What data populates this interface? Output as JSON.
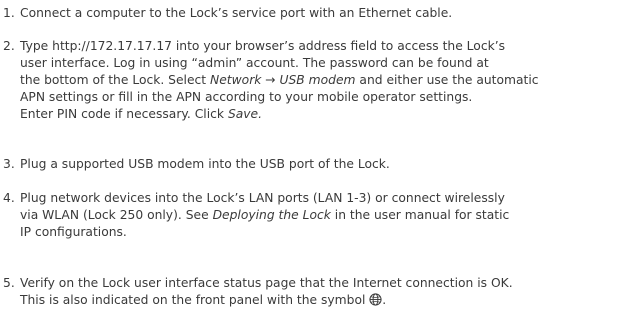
{
  "steps": [
    {
      "number": "1.",
      "text": "Connect a computer to the Lock’s service port with an Ethernet cable."
    },
    {
      "number": "2.",
      "line1": "Type http://172.17.17.17 into your browser’s address field to access the Lock’s",
      "line2": "user interface. Log in using “admin” account. The password can be found at",
      "line3_pre": "the bottom of the Lock. Select ",
      "line3_em": "Network → USB modem",
      "line3_post": " and either use the automatic",
      "line4": "APN settings or fill in the APN according to your mobile operator settings.",
      "line5_pre": "Enter PIN code if necessary. Click ",
      "line5_em": "Save."
    },
    {
      "number": "3.",
      "text": "Plug a supported USB modem into the USB port of the Lock."
    },
    {
      "number": "4.",
      "line1": "Plug network devices into the Lock’s LAN ports (LAN 1-3) or connect wirelessly",
      "line2_pre": "via WLAN (Lock 250 only). See ",
      "line2_em": "Deploying the Lock",
      "line2_post": " in the user manual for static",
      "line3": "IP configurations."
    },
    {
      "number": "5.",
      "line1": "Verify on the Lock user interface status page that the Internet connection is OK.",
      "line2_pre": "This is also indicated on the front panel with the symbol ",
      "line2_icon": "globe-icon",
      "line2_post": "."
    }
  ]
}
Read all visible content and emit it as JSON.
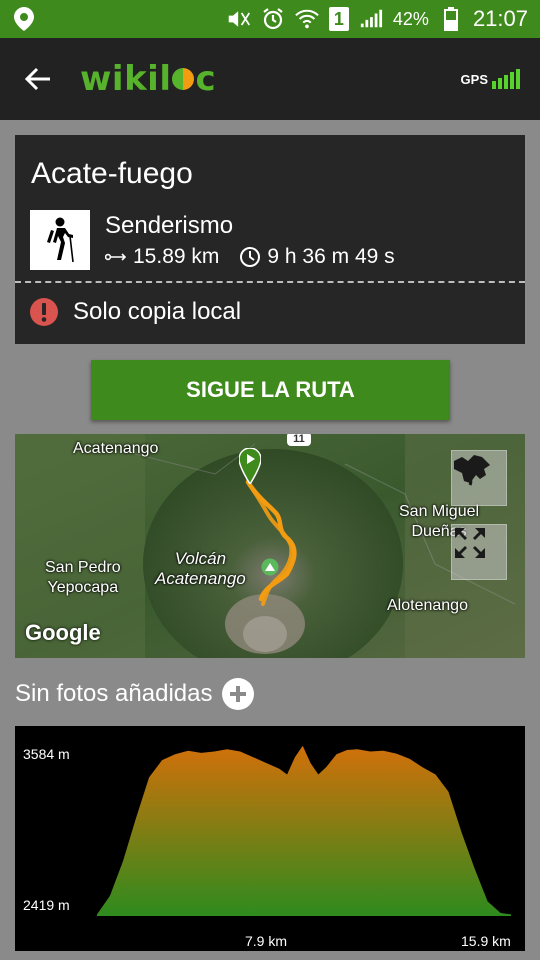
{
  "status_bar": {
    "battery_pct": "42%",
    "sim_slot": "1",
    "time": "21:07",
    "icons": [
      "location-icon",
      "mute-icon",
      "alarm-icon",
      "wifi-icon",
      "sim-icon",
      "signal-icon",
      "battery-icon"
    ]
  },
  "app_bar": {
    "logo_text_start": "wikil",
    "logo_text_end": "c",
    "gps_label": "GPS",
    "gps_level": 1.0
  },
  "track": {
    "title": "Acate-fuego",
    "activity": "Senderismo",
    "distance": "15.89 km",
    "duration": "9 h 36 m 49 s",
    "local_notice": "Solo copia local"
  },
  "follow_button": {
    "label": "SIGUE LA RUTA"
  },
  "map": {
    "places": {
      "acatenango": "Acatenango",
      "san_miguel_1": "San Miguel",
      "san_miguel_2": "Dueñas",
      "volcan_1": "Volcán",
      "volcan_2": "Acatenango",
      "san_pedro_1": "San Pedro",
      "san_pedro_2": "Yepocapa",
      "alotenango": "Alotenango"
    },
    "road_badge": "11",
    "google_label": "Google",
    "colors": {
      "track": "#f39c12",
      "start_marker": "#3f8a1c"
    }
  },
  "photos": {
    "label": "Sin fotos añadidas"
  },
  "chart_data": {
    "type": "area",
    "title": "",
    "xlabel": "",
    "ylabel": "",
    "y_tick_labels": [
      "3584 m",
      "2419 m"
    ],
    "x_tick_labels": [
      "7.9 km",
      "15.9 km"
    ],
    "ylim": [
      2419,
      3584
    ],
    "xlim": [
      0,
      15.9
    ],
    "series": [
      {
        "x": [
          0,
          0.5,
          1.0,
          1.5,
          2.0,
          2.5,
          3.0,
          3.5,
          4.0,
          4.5,
          5.0,
          5.5,
          6.0,
          6.5,
          7.0,
          7.3,
          7.6,
          7.9,
          8.2,
          8.5,
          8.8,
          9.2,
          9.6,
          10.0,
          10.5,
          11.0,
          11.5,
          12.0,
          12.5,
          13.0,
          13.5,
          14.0,
          14.5,
          15.0,
          15.5,
          15.9
        ],
        "y": [
          2430,
          2560,
          2800,
          3100,
          3380,
          3500,
          3540,
          3565,
          3550,
          3560,
          3575,
          3560,
          3520,
          3480,
          3440,
          3400,
          3520,
          3600,
          3480,
          3400,
          3450,
          3540,
          3570,
          3575,
          3560,
          3565,
          3545,
          3510,
          3450,
          3400,
          3280,
          3000,
          2750,
          2520,
          2440,
          2430
        ]
      }
    ],
    "colors": {
      "top": "#d2700a",
      "bottom": "#2e8b1e"
    }
  }
}
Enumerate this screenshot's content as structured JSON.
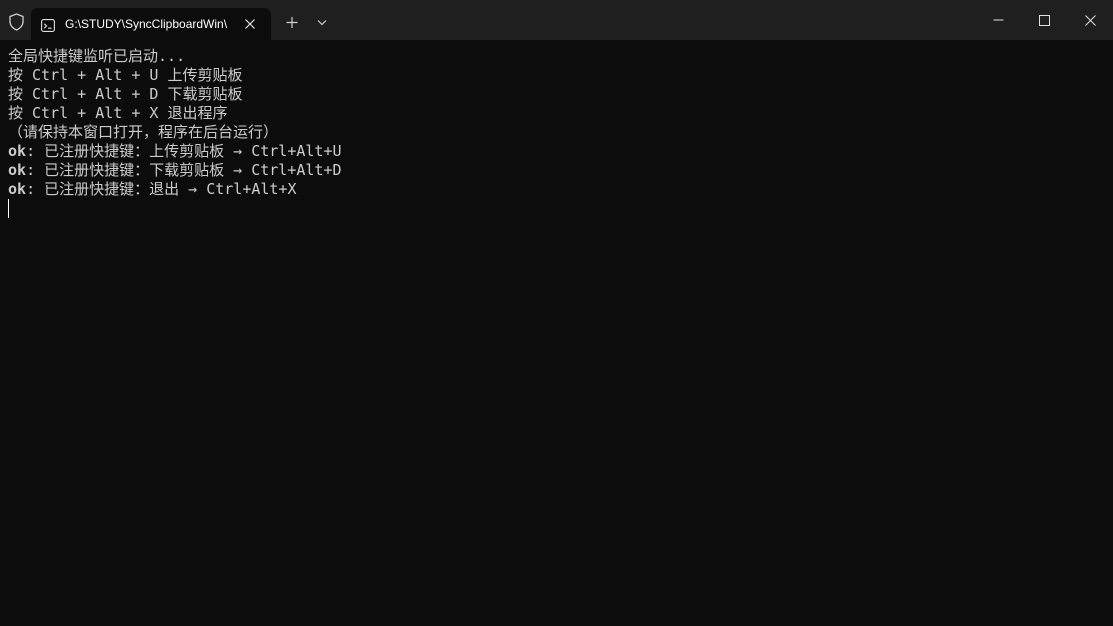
{
  "tab": {
    "title": "G:\\STUDY\\SyncClipboardWin\\"
  },
  "icons": {
    "shield": "shield-icon",
    "terminal": "terminal-icon",
    "close_tab": "close-icon",
    "new_tab": "plus-icon",
    "dropdown": "chevron-down-icon",
    "minimize": "minimize-icon",
    "maximize": "maximize-icon",
    "close_window": "close-icon"
  },
  "terminal": {
    "lines": [
      "全局快捷键监听已启动...",
      "按 Ctrl + Alt + U 上传剪贴板",
      "按 Ctrl + Alt + D 下载剪贴板",
      "按 Ctrl + Alt + X 退出程序",
      "（请保持本窗口打开，程序在后台运行）"
    ],
    "ok_lines": [
      {
        "prefix": "ok",
        "text": ": 已注册快捷键：上传剪贴板 → Ctrl+Alt+U"
      },
      {
        "prefix": "ok",
        "text": ": 已注册快捷键：下载剪贴板 → Ctrl+Alt+D"
      },
      {
        "prefix": "ok",
        "text": ": 已注册快捷键：退出 → Ctrl+Alt+X"
      }
    ]
  },
  "colors": {
    "background": "#0c0c0c",
    "titlebar": "#1f1f1f",
    "text": "#cccccc"
  }
}
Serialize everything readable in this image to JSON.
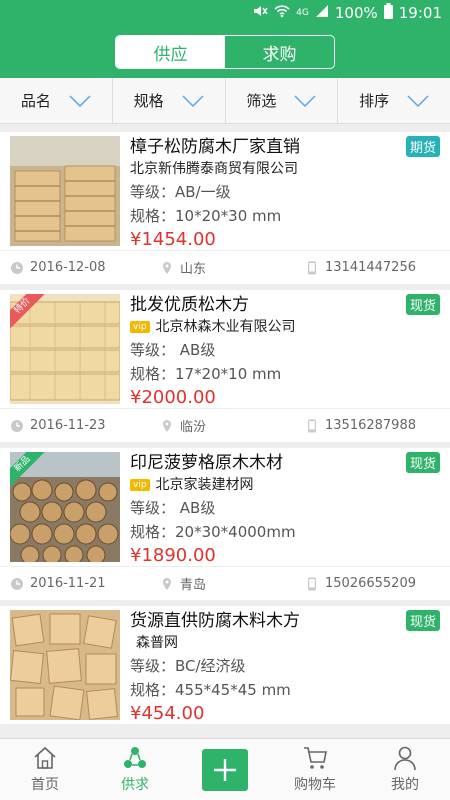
{
  "status_bar": {
    "battery": "100%",
    "time": "19:01",
    "network": "4G"
  },
  "segment": {
    "supply": "供应",
    "demand": "求购"
  },
  "filters": [
    "品名",
    "规格",
    "筛选",
    "排序"
  ],
  "listings": [
    {
      "title": "樟子松防腐木厂家直销",
      "company": "北京新伟腾泰商贸有限公司",
      "vip": false,
      "grade": "等级：AB/一级",
      "spec": "规格：10*20*30 mm",
      "price": "¥1454.00",
      "badge": "期货",
      "date": "2016-12-08",
      "location": "山东",
      "phone": "13141447256",
      "corner": ""
    },
    {
      "title": "批发优质松木方",
      "company": "北京林森木业有限公司",
      "vip": true,
      "grade": "等级： AB级",
      "spec": "规格：17*20*10 mm",
      "price": "¥2000.00",
      "badge": "现货",
      "date": "2016-11-23",
      "location": "临汾",
      "phone": "13516287988",
      "corner": "特价"
    },
    {
      "title": "印尼菠萝格原木木材",
      "company": "北京家装建材网",
      "vip": true,
      "grade": "等级： AB级",
      "spec": "规格：20*30*4000mm",
      "price": "¥1890.00",
      "badge": "现货",
      "date": "2016-11-21",
      "location": "青岛",
      "phone": "15026655209",
      "corner": "新品"
    },
    {
      "title": "货源直供防腐木料木方",
      "company": "森普网",
      "vip": false,
      "grade": "等级：BC/经济级",
      "spec": "规格：455*45*45 mm",
      "price": "¥454.00",
      "badge": "现货",
      "date": "",
      "location": "",
      "phone": "",
      "corner": ""
    }
  ],
  "vip_label": "vip",
  "tabs": {
    "home": "首页",
    "supply": "供求",
    "cart": "购物车",
    "mine": "我的"
  },
  "colors": {
    "brand": "#2fb36a",
    "price": "#e0332e",
    "futures_badge": "#25b3b8"
  }
}
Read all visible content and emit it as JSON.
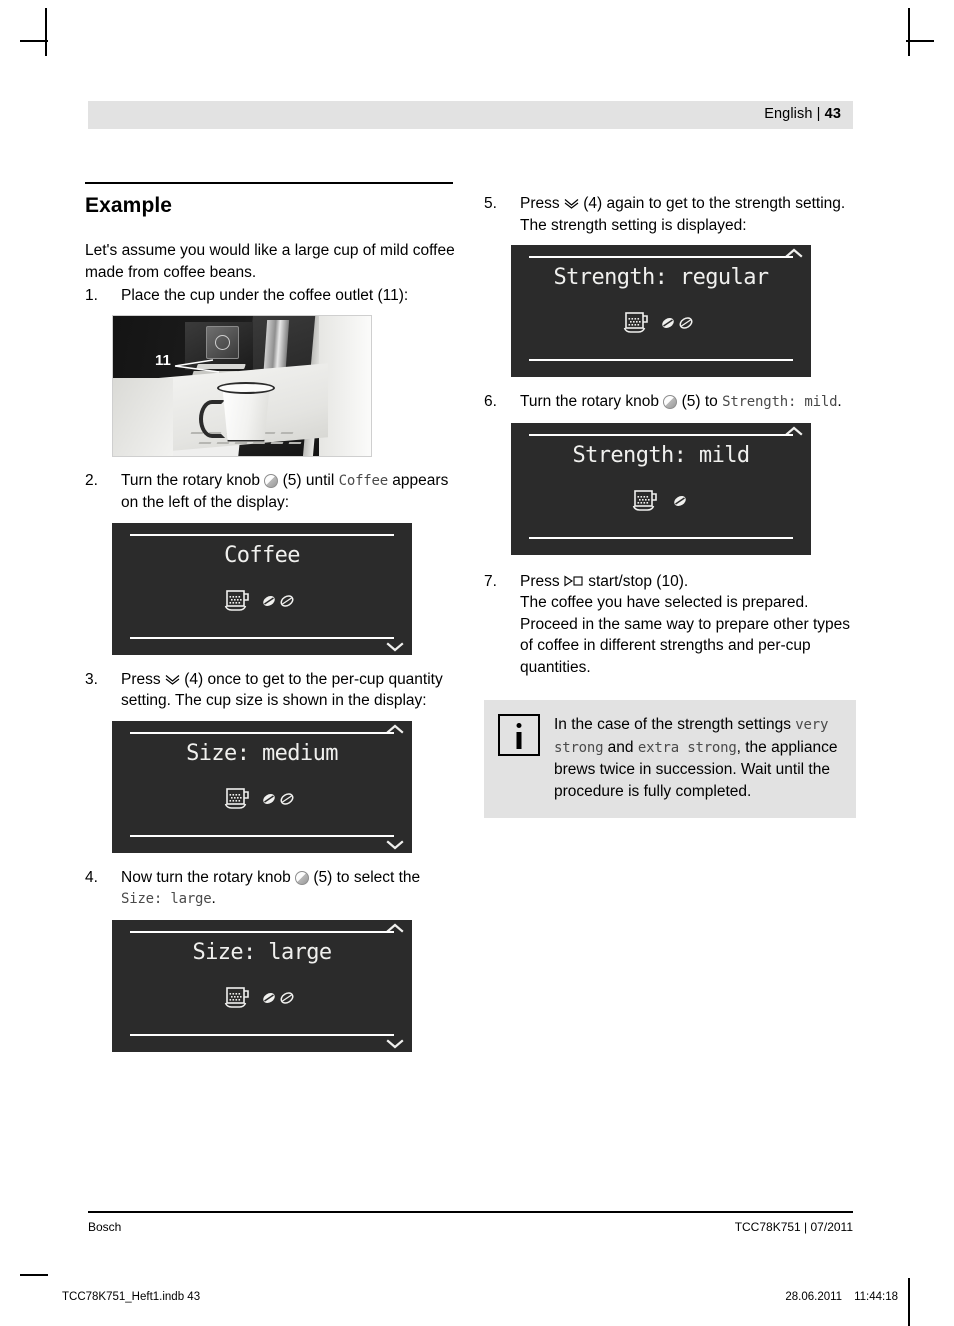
{
  "page": {
    "header_language": "English",
    "header_separator": "|",
    "header_page_number": "43",
    "section_title": "Example",
    "intro": "Let's assume you would like a large cup of mild coffee made from coffee beans.",
    "footer_brand": "Bosch",
    "footer_doc": "TCC78K751 | 07/2011",
    "meta_file": "TCC78K751_Heft1.indb   43",
    "meta_date": "28.06.2011",
    "meta_time": "11:44:18"
  },
  "steps": {
    "s1": {
      "num": "1.",
      "text_before": "Place the cup under the coffee outlet (11):",
      "photo_callout": "11"
    },
    "s2": {
      "num": "2.",
      "a": "Turn the rotary knob ",
      "b": " (5) until ",
      "lcd_word": "Coffee",
      "c": " appears on the left of the display:"
    },
    "s3": {
      "num": "3.",
      "a": "Press ",
      "b": " (4) once to get to the per-cup quantity setting. The cup size is shown in the display:"
    },
    "s4": {
      "num": "4.",
      "a": "Now turn the rotary knob ",
      "b": " (5) to select the ",
      "lcd_word": "Size: large",
      "c": "."
    },
    "s5": {
      "num": "5.",
      "a": "Press ",
      "b": " (4) again to get to the strength setting. The strength setting is displayed:"
    },
    "s6": {
      "num": "6.",
      "a": "Turn the rotary knob ",
      "b": " (5) to ",
      "lcd_word": "Strength: mild",
      "c": "."
    },
    "s7": {
      "num": "7.",
      "a": "Press ",
      "b": " start/stop (10).",
      "c": "The coffee you have selected is prepared. Proceed in the same way to prepare other types of coffee in different strengths and per-cup quantities."
    }
  },
  "displays": {
    "coffee": {
      "title": "Coffee",
      "cup": true,
      "beans": 2,
      "filled_beans": 1,
      "chev_up": false,
      "chev_down": true
    },
    "size_medium": {
      "title": "Size: medium",
      "cup": true,
      "beans": 2,
      "filled_beans": 1,
      "chev_up": true,
      "chev_down": true
    },
    "size_large": {
      "title": "Size: large",
      "cup": true,
      "beans": 2,
      "filled_beans": 1,
      "chev_up": true,
      "chev_down": true
    },
    "strength_regular": {
      "title": "Strength: regular",
      "cup": true,
      "beans": 2,
      "filled_beans": 1,
      "chev_up": true,
      "chev_down": false
    },
    "strength_mild": {
      "title": "Strength: mild",
      "cup": true,
      "beans": 1,
      "filled_beans": 1,
      "chev_up": true,
      "chev_down": false
    }
  },
  "note": {
    "a": "In the case of the strength settings ",
    "lcd_1": "very strong",
    "b": " and ",
    "lcd_2": "extra strong",
    "c": ", the appliance brews twice in succession. Wait until the procedure is fully completed."
  },
  "icons": {
    "rotary_knob": "rotary-knob-icon",
    "double_chevron_down": "double-chevron-down-icon",
    "start_stop": "start-stop-icon",
    "info": "info-icon",
    "chevron_up": "chevron-up-icon",
    "chevron_down": "chevron-down-icon",
    "cup": "coffee-cup-icon",
    "bean": "coffee-bean-icon"
  },
  "colors": {
    "lcd_background": "#2b2b2b",
    "lcd_foreground": "#f0f0ee",
    "band_gray": "#e2e2e2",
    "page_background": "#ffffff"
  }
}
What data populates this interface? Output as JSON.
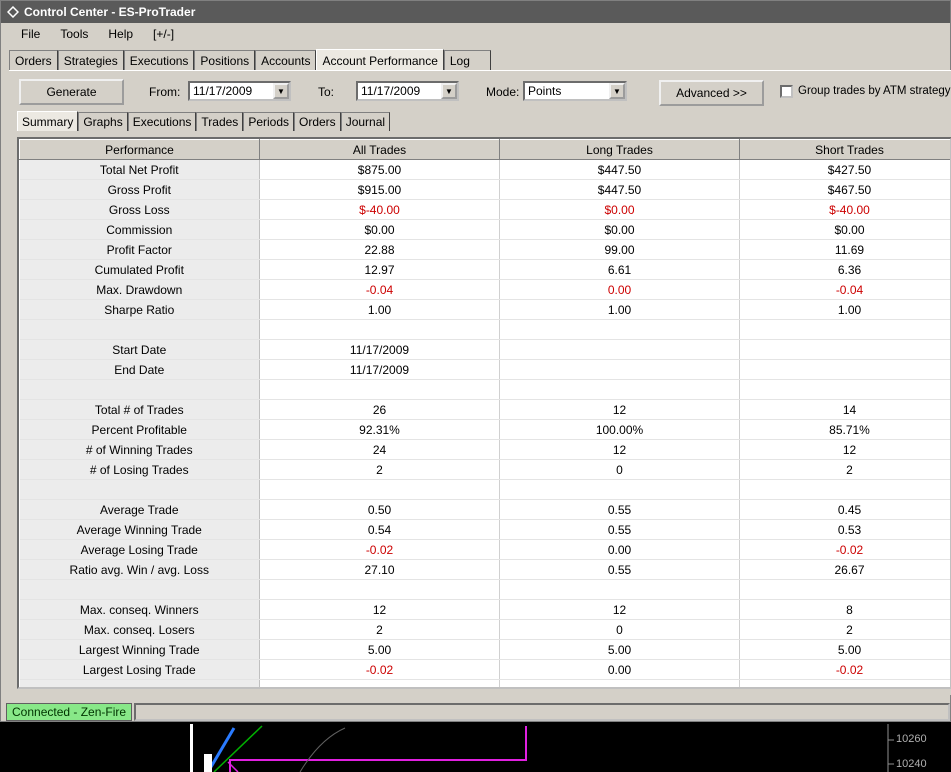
{
  "window": {
    "title": "Control Center - ES-ProTrader"
  },
  "menu": [
    "File",
    "Tools",
    "Help",
    "[+/-]"
  ],
  "main_tabs": [
    {
      "label": "Orders",
      "active": false
    },
    {
      "label": "Strategies",
      "active": false
    },
    {
      "label": "Executions",
      "active": false
    },
    {
      "label": "Positions",
      "active": false
    },
    {
      "label": "Accounts",
      "active": false
    },
    {
      "label": "Account Performance",
      "active": true
    },
    {
      "label": "Log",
      "active": false
    }
  ],
  "toolbar": {
    "generate_label": "Generate",
    "from_label": "From:",
    "from_value": "11/17/2009",
    "to_label": "To:",
    "to_value": "11/17/2009",
    "mode_label": "Mode:",
    "mode_value": "Points",
    "advanced_label": "Advanced >>",
    "group_label": "Group trades by ATM strategy",
    "group_checked": false
  },
  "sub_tabs": [
    {
      "label": "Summary",
      "active": true
    },
    {
      "label": "Graphs",
      "active": false
    },
    {
      "label": "Executions",
      "active": false
    },
    {
      "label": "Trades",
      "active": false
    },
    {
      "label": "Periods",
      "active": false
    },
    {
      "label": "Orders",
      "active": false
    },
    {
      "label": "Journal",
      "active": false
    }
  ],
  "table": {
    "headers": [
      "Performance",
      "All Trades",
      "Long Trades",
      "Short Trades"
    ],
    "rows": [
      {
        "cells": [
          "Total Net Profit",
          "$875.00",
          "$447.50",
          "$427.50"
        ],
        "neg": [
          false,
          false,
          false,
          false
        ]
      },
      {
        "cells": [
          "Gross Profit",
          "$915.00",
          "$447.50",
          "$467.50"
        ],
        "neg": [
          false,
          false,
          false,
          false
        ]
      },
      {
        "cells": [
          "Gross Loss",
          "$-40.00",
          "$0.00",
          "$-40.00"
        ],
        "neg": [
          false,
          true,
          true,
          true
        ]
      },
      {
        "cells": [
          "Commission",
          "$0.00",
          "$0.00",
          "$0.00"
        ],
        "neg": [
          false,
          false,
          false,
          false
        ]
      },
      {
        "cells": [
          "Profit Factor",
          "22.88",
          "99.00",
          "11.69"
        ],
        "neg": [
          false,
          false,
          false,
          false
        ]
      },
      {
        "cells": [
          "Cumulated Profit",
          "12.97",
          "6.61",
          "6.36"
        ],
        "neg": [
          false,
          false,
          false,
          false
        ]
      },
      {
        "cells": [
          "Max. Drawdown",
          "-0.04",
          "0.00",
          "-0.04"
        ],
        "neg": [
          false,
          true,
          true,
          true
        ]
      },
      {
        "cells": [
          "Sharpe Ratio",
          "1.00",
          "1.00",
          "1.00"
        ],
        "neg": [
          false,
          false,
          false,
          false
        ]
      },
      {
        "cells": [
          "",
          "",
          "",
          ""
        ],
        "neg": [
          false,
          false,
          false,
          false
        ]
      },
      {
        "cells": [
          "Start Date",
          "11/17/2009",
          "",
          ""
        ],
        "neg": [
          false,
          false,
          false,
          false
        ]
      },
      {
        "cells": [
          "End Date",
          "11/17/2009",
          "",
          ""
        ],
        "neg": [
          false,
          false,
          false,
          false
        ]
      },
      {
        "cells": [
          "",
          "",
          "",
          ""
        ],
        "neg": [
          false,
          false,
          false,
          false
        ]
      },
      {
        "cells": [
          "Total # of Trades",
          "26",
          "12",
          "14"
        ],
        "neg": [
          false,
          false,
          false,
          false
        ]
      },
      {
        "cells": [
          "Percent Profitable",
          "92.31%",
          "100.00%",
          "85.71%"
        ],
        "neg": [
          false,
          false,
          false,
          false
        ]
      },
      {
        "cells": [
          "# of Winning Trades",
          "24",
          "12",
          "12"
        ],
        "neg": [
          false,
          false,
          false,
          false
        ]
      },
      {
        "cells": [
          "# of Losing Trades",
          "2",
          "0",
          "2"
        ],
        "neg": [
          false,
          false,
          false,
          false
        ]
      },
      {
        "cells": [
          "",
          "",
          "",
          ""
        ],
        "neg": [
          false,
          false,
          false,
          false
        ]
      },
      {
        "cells": [
          "Average Trade",
          "0.50",
          "0.55",
          "0.45"
        ],
        "neg": [
          false,
          false,
          false,
          false
        ]
      },
      {
        "cells": [
          "Average Winning Trade",
          "0.54",
          "0.55",
          "0.53"
        ],
        "neg": [
          false,
          false,
          false,
          false
        ]
      },
      {
        "cells": [
          "Average Losing Trade",
          "-0.02",
          "0.00",
          "-0.02"
        ],
        "neg": [
          false,
          true,
          false,
          true
        ]
      },
      {
        "cells": [
          "Ratio avg. Win / avg. Loss",
          "27.10",
          "0.55",
          "26.67"
        ],
        "neg": [
          false,
          false,
          false,
          false
        ]
      },
      {
        "cells": [
          "",
          "",
          "",
          ""
        ],
        "neg": [
          false,
          false,
          false,
          false
        ]
      },
      {
        "cells": [
          "Max. conseq. Winners",
          "12",
          "12",
          "8"
        ],
        "neg": [
          false,
          false,
          false,
          false
        ]
      },
      {
        "cells": [
          "Max. conseq. Losers",
          "2",
          "0",
          "2"
        ],
        "neg": [
          false,
          false,
          false,
          false
        ]
      },
      {
        "cells": [
          "Largest Winning Trade",
          "5.00",
          "5.00",
          "5.00"
        ],
        "neg": [
          false,
          false,
          false,
          false
        ]
      },
      {
        "cells": [
          "Largest Losing Trade",
          "-0.02",
          "0.00",
          "-0.02"
        ],
        "neg": [
          false,
          true,
          false,
          true
        ]
      },
      {
        "cells": [
          "",
          "",
          "",
          ""
        ],
        "neg": [
          false,
          false,
          false,
          false
        ]
      }
    ]
  },
  "status": {
    "connection": "Connected - Zen-Fire"
  },
  "background_chart": {
    "price_labels": [
      "10260",
      "10240"
    ]
  },
  "colors": {
    "negative": "#cc0000",
    "status_ok": "#88e888",
    "title_bar": "#5a5a5a"
  }
}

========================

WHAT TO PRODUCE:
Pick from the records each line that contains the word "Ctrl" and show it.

ANSWER SPACE:
      "按 Ctrl + Alt + U 上传剪贴板",
      "按 Ctrl + Alt + D 下载剪贴板",
      "按 Ctrl + Alt + X 退出程序",
        "text": ": 已注册快捷键：上传剪贴板 → Ctrl+Alt+U"
        "text": ": 已注册快捷键：下载剪贴板 → Ctrl+Alt+D"
        "text": ": 已注册快捷键：退出 → Ctrl+Alt+X"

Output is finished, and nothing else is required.